As of 2016, nearly 14% of Americans have started or run their own business.
However, every business makes avoidable mistakes when first starting out. While some are generally harmless, others can be detrimental to the health and well-being of your company.
Let’s get into some of the major mistakes you must be aware of when planning out your startup.
Sure, it sounds cliched, but it’s still a real obstacle for most entrepreneurs. Fortunately, many very successful business owners failed plenty of times before landing their wins.
Don’t get discouraged. If you believe in your idea and your ability to execute this plan, don’t let any negativity or fear-mongering stop you!
Avoid getting lost in your own thoughts or comparing yourself to others. Instead, just keep moving forward.
Startups undoubtedly cost money — you already know just how much.
Most people think (and worry) about the big expenses. However, they neglect all the small, incremental charges that come with owning a business. This includes things like marketing, hiring processes, lawyer fees…the list goes on.
Keep a meticulous budget, modify as needed — and above all, stick to it.
Having an Undefined or Wrongly Defined Target Audience
Whether you are selling photography or even cheesemakers, one of the greatest avoidable mistakes is misunderstanding your audience.
Knowing your consumer base allows you to target your advertising appropriately. It also helps you to reach out to the people who are most likely to benefit from your services.
It is important to continuously track data and demographics to obtain this information.
Confusing Company Infrastructure
If you run a company with several employees, you need to solidify the organizational structure. Each employee needs to know who he reports to. They also need to know how communication is broken down within the industry.
Any ambiguity in this structure faces the risk of conflict and tension within the workplace.
Paying Yourself Inappropriately
It’s common for entrepreneurs to pay themselves either too much or too little. Both of these avoidable mistakes can be costly.
A good rule of thumb is to pay yourself a set percentage of revenue.

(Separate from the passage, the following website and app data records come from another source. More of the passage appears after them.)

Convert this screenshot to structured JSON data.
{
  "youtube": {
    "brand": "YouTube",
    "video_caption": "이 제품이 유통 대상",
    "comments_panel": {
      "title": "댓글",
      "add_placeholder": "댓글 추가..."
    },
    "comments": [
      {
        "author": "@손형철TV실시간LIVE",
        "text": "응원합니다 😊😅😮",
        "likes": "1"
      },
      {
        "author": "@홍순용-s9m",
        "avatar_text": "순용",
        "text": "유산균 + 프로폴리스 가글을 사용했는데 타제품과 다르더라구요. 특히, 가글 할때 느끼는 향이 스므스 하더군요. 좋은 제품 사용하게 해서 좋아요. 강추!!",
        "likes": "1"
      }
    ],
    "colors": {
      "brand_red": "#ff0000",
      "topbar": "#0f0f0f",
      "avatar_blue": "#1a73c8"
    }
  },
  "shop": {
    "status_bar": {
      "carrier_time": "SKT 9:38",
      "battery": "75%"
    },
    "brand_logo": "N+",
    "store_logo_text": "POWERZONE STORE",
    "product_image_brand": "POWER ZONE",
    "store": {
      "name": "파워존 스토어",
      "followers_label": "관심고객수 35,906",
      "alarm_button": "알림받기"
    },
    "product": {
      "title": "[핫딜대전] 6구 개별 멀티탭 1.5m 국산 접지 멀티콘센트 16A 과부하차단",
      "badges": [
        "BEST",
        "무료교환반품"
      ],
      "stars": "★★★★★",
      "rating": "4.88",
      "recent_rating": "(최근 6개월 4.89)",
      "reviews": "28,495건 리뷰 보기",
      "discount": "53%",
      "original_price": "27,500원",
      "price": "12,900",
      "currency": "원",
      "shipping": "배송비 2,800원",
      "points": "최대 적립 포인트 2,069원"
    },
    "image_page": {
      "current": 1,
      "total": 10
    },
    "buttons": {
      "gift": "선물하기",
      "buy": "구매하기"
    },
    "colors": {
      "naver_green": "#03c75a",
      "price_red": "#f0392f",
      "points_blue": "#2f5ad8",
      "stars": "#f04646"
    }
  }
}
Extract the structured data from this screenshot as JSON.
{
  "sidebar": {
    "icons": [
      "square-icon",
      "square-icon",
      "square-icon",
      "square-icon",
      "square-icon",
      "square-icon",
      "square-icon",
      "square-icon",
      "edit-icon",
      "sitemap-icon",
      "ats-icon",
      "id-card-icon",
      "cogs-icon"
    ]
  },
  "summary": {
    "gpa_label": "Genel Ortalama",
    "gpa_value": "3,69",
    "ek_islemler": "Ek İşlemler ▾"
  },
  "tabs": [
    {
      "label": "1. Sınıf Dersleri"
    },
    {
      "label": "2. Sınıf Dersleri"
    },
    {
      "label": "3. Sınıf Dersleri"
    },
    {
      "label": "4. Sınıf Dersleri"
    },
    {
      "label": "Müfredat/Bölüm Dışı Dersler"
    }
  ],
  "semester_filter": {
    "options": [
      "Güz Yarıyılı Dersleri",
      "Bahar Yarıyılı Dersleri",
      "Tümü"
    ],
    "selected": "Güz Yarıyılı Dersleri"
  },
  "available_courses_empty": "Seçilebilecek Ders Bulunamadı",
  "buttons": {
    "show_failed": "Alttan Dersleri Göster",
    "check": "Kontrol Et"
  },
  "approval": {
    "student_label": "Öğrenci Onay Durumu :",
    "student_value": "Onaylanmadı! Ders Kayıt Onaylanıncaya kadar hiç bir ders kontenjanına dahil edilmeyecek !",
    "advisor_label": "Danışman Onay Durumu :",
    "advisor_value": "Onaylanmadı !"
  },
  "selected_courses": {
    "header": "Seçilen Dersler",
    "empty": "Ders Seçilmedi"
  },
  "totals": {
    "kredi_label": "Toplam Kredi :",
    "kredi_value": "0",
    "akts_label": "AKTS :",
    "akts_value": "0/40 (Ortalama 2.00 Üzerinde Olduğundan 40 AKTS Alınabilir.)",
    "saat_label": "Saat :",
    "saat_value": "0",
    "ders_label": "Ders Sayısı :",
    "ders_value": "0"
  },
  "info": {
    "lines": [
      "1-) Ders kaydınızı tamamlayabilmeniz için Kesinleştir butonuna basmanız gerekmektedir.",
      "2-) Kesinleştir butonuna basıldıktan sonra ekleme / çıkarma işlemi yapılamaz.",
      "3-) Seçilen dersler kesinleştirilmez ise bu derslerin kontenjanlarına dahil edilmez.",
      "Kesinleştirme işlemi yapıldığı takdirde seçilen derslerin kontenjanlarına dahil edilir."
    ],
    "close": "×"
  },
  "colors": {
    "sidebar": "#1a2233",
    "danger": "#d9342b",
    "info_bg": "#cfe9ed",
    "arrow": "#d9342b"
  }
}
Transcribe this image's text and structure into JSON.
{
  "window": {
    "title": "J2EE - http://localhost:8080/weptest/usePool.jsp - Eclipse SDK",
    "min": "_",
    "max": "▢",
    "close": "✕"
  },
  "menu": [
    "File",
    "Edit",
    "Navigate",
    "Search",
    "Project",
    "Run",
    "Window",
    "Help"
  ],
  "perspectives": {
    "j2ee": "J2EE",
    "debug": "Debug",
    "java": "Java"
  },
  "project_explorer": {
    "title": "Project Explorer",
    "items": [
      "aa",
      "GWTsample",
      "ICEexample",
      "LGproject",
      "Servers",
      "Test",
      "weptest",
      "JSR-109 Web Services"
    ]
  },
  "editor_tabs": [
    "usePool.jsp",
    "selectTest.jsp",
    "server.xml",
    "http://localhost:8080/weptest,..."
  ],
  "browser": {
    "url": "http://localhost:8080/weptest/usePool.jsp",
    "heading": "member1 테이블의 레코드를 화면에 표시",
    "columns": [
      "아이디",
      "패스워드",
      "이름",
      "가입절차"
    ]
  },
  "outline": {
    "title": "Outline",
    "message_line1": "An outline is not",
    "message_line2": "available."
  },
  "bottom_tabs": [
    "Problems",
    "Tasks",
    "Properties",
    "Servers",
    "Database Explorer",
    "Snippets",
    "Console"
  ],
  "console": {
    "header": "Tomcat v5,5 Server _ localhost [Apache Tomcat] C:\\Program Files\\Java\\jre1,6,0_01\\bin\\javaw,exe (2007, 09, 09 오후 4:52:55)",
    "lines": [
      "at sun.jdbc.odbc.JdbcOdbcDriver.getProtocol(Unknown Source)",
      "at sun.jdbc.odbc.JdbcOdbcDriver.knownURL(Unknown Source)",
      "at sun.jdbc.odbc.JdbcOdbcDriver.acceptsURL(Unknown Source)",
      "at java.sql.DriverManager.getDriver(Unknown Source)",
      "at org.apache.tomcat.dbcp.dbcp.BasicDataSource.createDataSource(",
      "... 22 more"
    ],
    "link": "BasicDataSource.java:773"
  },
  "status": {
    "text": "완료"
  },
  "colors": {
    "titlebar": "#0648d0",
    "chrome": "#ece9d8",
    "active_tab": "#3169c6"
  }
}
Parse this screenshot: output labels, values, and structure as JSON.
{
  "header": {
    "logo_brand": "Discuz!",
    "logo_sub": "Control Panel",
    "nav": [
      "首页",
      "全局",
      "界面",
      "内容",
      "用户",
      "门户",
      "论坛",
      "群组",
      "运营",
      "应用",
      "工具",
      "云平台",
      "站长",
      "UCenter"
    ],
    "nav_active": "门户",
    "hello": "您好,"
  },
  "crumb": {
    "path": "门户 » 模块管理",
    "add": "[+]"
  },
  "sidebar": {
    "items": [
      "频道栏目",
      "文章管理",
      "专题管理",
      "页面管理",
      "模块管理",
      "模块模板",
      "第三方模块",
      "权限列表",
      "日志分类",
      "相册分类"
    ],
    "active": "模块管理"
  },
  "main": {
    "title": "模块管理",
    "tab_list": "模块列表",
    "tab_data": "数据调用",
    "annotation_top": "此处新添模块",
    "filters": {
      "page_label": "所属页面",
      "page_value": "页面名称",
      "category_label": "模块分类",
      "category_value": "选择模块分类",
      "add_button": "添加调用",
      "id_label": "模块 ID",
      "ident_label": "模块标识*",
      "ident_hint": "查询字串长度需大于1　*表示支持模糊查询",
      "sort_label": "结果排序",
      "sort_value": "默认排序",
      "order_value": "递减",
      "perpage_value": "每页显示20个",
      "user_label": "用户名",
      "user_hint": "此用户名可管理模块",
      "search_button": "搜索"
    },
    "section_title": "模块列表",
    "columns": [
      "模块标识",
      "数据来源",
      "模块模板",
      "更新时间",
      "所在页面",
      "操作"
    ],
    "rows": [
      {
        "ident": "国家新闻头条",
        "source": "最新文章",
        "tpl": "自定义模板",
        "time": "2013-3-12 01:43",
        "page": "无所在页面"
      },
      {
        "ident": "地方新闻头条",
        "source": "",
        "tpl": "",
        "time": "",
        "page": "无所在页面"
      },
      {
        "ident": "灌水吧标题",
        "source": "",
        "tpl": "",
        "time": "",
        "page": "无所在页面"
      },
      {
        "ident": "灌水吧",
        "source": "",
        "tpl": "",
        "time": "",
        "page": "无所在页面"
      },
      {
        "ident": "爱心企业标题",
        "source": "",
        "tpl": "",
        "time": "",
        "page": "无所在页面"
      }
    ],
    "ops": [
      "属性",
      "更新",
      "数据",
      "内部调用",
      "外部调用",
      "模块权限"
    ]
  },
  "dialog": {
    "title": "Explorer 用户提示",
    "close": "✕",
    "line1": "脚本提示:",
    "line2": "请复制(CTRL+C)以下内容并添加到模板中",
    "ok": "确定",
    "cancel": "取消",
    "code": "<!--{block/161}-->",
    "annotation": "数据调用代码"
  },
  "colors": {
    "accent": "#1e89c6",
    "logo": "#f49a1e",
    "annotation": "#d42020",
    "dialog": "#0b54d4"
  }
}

As your business grows, this can be adjusted as needed.
Hiring the Wrong Employees
Be cautious when you begin your hiring process.
It’s easy to feel like you need to hire the first candidate who sends you a resume (especially as work piles up.) However, you need to be considerate of your needs.
For example, do you need a full-time employee or can an independent contractor or part-time individual do the job?
Also, just because someone makes for a great coworker does not mean they will make a good business partner!
The greatest ideas in the world may not launch without the right number-crunching and hard math.
Before launching any business, a certain amount of research is required (even if it’s as obscure as LED eyelashes.) This means determining your service or product’s current competition, the current demand, and the trends within your industry.
You will also benefit from collecting your own business data and making alterations to your business plan as needed.